Tiwale has also launched a vocational skills training programs that targets to have 50 women become expert fabric tie-dyers by December this year.Through her efforts with Tiwale, Ellen has had the opportunity to be recognized as Forbes Africa’s 30 Under 30 for 2015, an Ashoka Future Forward Winner, a Commonwealth Youth Awardee for Excellence in Development Work, a Powell Emerging Leader Award and We Are Family Foundation’s 2013 Global Teen Leaders.
On how she started out
Growing up in Malawi is something that was unfortunately common was watching sometimes half your class slowly drop out of school. Most of the peers who left school young were female. The common story was usually marriage or an early pregnancy.
The life after usually entailed unemployment as they had little to no education. As a result, I always wished for a youth platform that could allow economic opportunities for young women to uplift themselves, and hopefully return school. And so, when I attended the 2011 Global Changemakers Global Youth Summit, I was inspired and supported to develop a model that later became Tiwale in January 2012. By June that year, I had the best team of fellow youth who were passionate about entrepreneurship and ready to transform our community.
What inspires Ellen
“I was moved by the story of fellow Malawian, William Kamkwamba. William had very humble beginnings in Malawi and at age 14, he built a windmill to provide electricity for his family. Learning William’s story and watching how he worked with his available resources with eyes set on his vision, I was encouraged to also chase my vision for us women in Malawi. He inspired me that with starting small, one could their goals. Today, I continue to be inspired by the likes of African social entrepreneurs such as Ory Okolloh, Sara Koba Jones and Fred Swaniker.”

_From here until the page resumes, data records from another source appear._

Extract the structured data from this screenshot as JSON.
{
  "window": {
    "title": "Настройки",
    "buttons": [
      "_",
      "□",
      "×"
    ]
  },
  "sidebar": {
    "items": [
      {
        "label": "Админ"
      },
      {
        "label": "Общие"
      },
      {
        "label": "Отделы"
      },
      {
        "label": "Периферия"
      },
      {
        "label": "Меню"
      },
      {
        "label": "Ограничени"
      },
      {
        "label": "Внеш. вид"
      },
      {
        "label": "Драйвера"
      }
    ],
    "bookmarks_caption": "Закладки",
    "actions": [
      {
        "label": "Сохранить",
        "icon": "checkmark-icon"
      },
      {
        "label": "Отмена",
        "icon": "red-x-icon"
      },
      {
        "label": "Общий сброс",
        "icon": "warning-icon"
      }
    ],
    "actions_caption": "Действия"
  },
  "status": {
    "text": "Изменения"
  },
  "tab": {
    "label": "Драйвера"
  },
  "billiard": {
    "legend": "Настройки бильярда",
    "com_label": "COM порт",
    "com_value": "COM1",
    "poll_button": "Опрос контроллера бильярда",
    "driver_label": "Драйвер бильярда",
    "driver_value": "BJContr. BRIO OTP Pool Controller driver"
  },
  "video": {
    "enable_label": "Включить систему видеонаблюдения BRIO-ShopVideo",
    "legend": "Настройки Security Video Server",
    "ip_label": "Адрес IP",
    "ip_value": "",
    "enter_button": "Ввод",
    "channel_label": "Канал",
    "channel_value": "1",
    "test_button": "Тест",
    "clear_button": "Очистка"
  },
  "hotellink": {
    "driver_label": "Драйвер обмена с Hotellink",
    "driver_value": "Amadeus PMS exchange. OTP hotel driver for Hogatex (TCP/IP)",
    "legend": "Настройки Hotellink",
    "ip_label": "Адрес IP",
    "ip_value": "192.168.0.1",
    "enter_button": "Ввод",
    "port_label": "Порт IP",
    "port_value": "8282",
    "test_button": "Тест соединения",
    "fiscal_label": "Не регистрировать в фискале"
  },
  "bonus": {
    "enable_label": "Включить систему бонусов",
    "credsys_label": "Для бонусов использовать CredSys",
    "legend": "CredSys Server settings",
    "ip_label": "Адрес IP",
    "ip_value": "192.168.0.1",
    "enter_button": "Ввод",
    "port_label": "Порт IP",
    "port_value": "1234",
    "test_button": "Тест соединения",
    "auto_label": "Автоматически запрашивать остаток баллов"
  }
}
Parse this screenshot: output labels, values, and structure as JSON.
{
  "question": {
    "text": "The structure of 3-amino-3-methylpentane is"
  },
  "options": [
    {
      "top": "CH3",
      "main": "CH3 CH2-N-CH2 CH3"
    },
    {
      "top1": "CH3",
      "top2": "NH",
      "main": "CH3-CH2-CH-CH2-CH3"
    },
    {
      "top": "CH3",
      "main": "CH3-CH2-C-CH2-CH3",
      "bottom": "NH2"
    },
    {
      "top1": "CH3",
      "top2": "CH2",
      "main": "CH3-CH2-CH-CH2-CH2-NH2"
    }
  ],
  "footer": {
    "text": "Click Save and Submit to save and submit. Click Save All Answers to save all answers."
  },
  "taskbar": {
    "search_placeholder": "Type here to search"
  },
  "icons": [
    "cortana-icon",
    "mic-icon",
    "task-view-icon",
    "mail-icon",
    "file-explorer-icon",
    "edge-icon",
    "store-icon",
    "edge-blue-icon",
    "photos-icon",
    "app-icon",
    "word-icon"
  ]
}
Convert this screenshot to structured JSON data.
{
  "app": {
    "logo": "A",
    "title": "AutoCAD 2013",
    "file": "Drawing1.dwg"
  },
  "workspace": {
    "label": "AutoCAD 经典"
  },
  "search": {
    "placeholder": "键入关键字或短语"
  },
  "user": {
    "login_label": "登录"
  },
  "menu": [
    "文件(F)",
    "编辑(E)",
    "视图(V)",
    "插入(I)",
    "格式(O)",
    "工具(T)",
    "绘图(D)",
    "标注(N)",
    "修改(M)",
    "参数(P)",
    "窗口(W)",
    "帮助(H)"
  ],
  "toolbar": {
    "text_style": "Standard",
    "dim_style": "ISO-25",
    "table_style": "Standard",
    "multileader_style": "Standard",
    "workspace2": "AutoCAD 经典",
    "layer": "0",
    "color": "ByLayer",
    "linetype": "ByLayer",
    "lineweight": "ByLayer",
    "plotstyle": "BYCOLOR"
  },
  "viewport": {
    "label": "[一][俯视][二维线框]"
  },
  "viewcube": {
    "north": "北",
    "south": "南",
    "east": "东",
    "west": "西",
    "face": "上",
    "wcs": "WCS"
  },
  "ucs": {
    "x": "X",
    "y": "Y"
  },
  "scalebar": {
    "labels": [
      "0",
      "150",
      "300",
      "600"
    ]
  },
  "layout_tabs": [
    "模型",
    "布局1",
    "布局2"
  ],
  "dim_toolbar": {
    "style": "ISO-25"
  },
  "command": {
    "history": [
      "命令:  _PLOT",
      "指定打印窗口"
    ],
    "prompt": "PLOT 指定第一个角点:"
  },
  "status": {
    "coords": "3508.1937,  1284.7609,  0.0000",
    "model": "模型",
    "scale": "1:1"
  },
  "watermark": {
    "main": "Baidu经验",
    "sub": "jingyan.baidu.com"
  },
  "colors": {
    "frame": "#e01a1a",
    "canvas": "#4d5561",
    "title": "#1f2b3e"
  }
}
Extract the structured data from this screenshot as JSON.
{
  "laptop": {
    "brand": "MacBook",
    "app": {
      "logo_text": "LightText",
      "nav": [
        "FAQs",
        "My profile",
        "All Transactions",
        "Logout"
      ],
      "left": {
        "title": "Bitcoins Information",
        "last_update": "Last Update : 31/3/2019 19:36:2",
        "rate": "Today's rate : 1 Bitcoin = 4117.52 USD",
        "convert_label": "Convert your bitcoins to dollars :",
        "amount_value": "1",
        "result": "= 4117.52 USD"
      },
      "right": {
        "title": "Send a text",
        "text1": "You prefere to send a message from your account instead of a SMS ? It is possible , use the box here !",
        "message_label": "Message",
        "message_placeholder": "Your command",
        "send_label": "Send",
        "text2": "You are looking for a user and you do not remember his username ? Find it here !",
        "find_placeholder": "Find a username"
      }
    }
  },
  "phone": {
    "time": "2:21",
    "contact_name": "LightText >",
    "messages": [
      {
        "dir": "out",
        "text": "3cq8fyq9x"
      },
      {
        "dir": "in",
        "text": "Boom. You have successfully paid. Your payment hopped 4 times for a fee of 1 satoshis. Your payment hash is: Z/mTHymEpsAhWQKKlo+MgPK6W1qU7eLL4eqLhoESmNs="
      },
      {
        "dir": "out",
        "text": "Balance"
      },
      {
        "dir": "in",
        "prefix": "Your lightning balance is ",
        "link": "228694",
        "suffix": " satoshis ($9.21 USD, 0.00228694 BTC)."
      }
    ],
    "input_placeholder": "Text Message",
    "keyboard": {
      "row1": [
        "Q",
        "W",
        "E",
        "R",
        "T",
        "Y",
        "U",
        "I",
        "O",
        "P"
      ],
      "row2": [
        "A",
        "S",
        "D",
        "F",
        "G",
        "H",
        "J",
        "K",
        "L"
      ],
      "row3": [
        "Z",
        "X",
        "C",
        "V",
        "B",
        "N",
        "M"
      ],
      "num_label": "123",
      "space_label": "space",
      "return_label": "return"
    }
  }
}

Final Words for Youth
Ellen tells all youth around the world:
“We are at a time in life where so many of us are fortunate to have access to many opportunities for growth with platforms such as Opportunity Desk. I would ask my peers to always take advantage of what is available. Never fear putting yourself out, take every chance because something does eventually come through. And when it does, use your opportunities to provide opportunities for others; it is the most rewarding and it is the one way we can overcome inequality.”
Who will be the Next Young Person of the Month?
You can be the next Opportunity Desk Young Person of the Month! All you have to do is get a friend to recommend your work or fill out the nomination form here. We want to use the platform to recognize and celebrate the efforts of amazing young people around the world. O! And you must be an active Opportunity Desk member, either as a fan, reader or subscriber!